Top of Provided records

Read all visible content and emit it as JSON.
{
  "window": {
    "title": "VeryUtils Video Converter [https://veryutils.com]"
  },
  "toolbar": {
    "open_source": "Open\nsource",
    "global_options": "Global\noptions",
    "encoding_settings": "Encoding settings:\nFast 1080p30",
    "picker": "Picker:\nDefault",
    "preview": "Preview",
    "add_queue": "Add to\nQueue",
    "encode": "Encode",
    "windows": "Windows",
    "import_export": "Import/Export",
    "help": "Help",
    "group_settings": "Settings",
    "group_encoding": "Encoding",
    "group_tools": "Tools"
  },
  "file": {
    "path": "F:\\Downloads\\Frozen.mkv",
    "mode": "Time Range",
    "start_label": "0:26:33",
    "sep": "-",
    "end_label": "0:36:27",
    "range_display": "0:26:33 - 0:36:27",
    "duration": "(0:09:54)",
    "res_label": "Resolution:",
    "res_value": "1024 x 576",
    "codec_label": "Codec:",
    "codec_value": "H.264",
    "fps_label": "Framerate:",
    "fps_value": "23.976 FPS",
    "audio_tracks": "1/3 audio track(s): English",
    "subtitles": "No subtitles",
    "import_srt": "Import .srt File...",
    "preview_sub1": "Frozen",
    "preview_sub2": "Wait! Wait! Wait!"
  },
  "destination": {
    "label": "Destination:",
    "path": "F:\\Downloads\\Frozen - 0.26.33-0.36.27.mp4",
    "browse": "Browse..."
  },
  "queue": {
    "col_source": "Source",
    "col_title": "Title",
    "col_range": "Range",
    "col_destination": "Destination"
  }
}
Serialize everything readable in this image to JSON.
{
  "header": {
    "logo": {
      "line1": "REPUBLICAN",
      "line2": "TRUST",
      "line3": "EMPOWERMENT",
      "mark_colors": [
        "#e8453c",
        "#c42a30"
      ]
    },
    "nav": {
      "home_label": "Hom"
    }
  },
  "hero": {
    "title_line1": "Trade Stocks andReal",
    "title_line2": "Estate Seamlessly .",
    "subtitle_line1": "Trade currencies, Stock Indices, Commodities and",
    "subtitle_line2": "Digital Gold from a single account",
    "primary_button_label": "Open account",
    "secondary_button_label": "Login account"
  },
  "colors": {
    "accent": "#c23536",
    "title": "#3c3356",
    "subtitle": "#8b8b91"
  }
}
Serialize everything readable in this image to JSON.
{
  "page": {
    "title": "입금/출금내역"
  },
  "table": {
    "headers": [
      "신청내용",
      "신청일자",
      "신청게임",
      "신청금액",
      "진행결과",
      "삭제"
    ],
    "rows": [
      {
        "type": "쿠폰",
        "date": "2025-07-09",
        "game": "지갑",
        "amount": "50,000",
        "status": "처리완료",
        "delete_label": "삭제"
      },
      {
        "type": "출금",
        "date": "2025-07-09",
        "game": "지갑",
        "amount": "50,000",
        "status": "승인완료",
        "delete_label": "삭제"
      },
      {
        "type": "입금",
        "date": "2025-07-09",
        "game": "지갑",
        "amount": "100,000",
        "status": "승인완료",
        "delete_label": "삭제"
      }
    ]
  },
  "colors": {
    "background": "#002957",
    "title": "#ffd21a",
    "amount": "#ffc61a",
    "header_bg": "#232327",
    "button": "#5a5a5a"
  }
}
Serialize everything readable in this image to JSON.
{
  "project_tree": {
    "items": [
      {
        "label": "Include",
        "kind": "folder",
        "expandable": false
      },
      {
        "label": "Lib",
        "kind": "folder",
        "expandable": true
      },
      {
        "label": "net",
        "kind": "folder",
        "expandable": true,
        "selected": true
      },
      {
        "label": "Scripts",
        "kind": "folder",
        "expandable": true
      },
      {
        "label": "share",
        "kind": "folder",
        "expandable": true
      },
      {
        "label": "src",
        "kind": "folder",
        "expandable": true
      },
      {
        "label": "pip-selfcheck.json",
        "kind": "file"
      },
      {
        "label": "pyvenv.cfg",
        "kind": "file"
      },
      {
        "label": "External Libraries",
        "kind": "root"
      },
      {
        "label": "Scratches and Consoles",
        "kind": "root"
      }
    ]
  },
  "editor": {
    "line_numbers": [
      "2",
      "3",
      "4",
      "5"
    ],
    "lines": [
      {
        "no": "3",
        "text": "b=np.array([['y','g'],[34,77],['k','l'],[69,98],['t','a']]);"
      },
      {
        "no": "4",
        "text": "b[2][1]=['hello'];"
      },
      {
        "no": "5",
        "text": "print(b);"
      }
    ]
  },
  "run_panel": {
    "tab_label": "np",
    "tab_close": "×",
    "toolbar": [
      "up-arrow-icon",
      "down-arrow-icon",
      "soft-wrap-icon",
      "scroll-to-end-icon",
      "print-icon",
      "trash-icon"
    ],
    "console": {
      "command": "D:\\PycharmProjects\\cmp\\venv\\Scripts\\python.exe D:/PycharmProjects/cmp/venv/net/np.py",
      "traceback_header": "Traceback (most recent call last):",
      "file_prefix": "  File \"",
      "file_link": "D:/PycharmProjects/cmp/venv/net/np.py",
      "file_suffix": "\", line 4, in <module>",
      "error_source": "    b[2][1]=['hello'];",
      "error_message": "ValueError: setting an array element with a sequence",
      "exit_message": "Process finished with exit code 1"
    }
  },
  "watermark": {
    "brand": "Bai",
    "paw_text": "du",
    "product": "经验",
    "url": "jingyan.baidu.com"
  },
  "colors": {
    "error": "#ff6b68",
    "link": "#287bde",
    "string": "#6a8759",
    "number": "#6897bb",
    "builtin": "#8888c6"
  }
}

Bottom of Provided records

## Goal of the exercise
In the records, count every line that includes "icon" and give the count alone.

## Exercise output
6